When Master Chief Petty Officer Bob Shannon went from seaman to third class petty officer years ago, he remembers someone handing him a book and telling him to study it.
"It certainly did not teach me anything about being a leader," said Shannon, who now has 27 years in the Navy.
Shannon and some of the noncommissioned officers at Sasebo Naval Base, Japan, are trying to do that with a 10-day leadership class for those eligible for promotion.
The Navy requires three days of classroom training and little else, Shannon said. But at Sasebo, chiefs have been leading a longer and more interactive course that focuses on teaching seamen to become managers and mentors to younger sailors.
This week marks the third time in a little more than a year the base has run the program, Shannon said. It’s required for his shore-duty sailors moving from the E-3 pay grade to E-4, and some ships and other tenant commands at Sasebo have sent their sailors to the course.
Chief Petty Officer Jim Ratliff, who works as a master-at-arms at the base’s security department, said he got the idea for the course after his experience working with soldiers and Marines on a deployment to Iraq.
There he saw that corporals were given oversight of younger servicemembers as soon as they were promoted. In the Navy, that responsibility comes more slowly, Ratliff said. In some jobs, he said, "you can get to E-6 without being responsible for younger sailors."
The latest leadership training course started Dec. 3 and runs through Friday. Most days start with fitness training and morning colors, followed by lessons in naval history, cadences and team-building.
The course also teaches the soon-to-be petty officers how to evaluate lower ranking sailors, recommend nonjudicial punishments and help sailors learn about college education and career tracks, said Petty Officer 2nd Class Charles Sardono, the course’s lead instructor and coordinator.
Putting more onus on the third class petty officers also helps even out workloads among the ranks, Sardono said.
"It alleviates work off of more senior petty officers and puts more responsibilities on the younger leaders," he said.
Petty Officer 2nd Class Ashley Pownall went through the training a year ago. She said her class quickly became close, working through problems and trying to keep up with a busy workload.
"We had to lean on each other," said Pownall, who is now an instructor.
"It made us more confident as leaders and it made it feel like we really earned something."

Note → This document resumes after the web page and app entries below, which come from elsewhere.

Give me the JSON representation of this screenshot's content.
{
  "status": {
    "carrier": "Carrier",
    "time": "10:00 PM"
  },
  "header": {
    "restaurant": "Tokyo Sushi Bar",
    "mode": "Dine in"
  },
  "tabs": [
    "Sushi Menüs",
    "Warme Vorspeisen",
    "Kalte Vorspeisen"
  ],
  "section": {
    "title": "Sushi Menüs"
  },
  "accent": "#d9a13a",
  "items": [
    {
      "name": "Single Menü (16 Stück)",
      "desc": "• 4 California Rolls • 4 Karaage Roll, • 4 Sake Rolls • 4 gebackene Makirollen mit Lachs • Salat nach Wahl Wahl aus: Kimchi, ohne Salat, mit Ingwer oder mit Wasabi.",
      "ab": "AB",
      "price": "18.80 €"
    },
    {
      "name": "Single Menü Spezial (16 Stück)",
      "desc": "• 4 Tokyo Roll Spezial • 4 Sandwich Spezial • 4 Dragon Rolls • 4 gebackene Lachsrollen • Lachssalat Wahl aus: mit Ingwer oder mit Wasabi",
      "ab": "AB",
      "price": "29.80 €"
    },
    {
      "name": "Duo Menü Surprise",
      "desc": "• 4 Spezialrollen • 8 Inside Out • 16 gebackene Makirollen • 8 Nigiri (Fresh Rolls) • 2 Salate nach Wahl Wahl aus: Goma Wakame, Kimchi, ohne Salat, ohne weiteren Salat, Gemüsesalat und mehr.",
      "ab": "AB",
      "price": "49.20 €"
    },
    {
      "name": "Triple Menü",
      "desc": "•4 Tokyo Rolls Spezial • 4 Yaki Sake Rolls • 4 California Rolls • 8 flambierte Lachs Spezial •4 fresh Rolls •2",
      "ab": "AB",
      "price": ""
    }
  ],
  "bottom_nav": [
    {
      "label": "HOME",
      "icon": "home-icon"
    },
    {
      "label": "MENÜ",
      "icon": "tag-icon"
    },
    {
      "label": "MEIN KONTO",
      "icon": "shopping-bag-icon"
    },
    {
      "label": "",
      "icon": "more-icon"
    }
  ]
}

Shannon says he’s passed the course and the ideas up the chain of command, adding that the Navy is rewriting and formalizing much of its training now. He said he hopes the idea catches on.
"These are our first-line managers," Shannon said.
"We really need to give them some basics of leadership right away."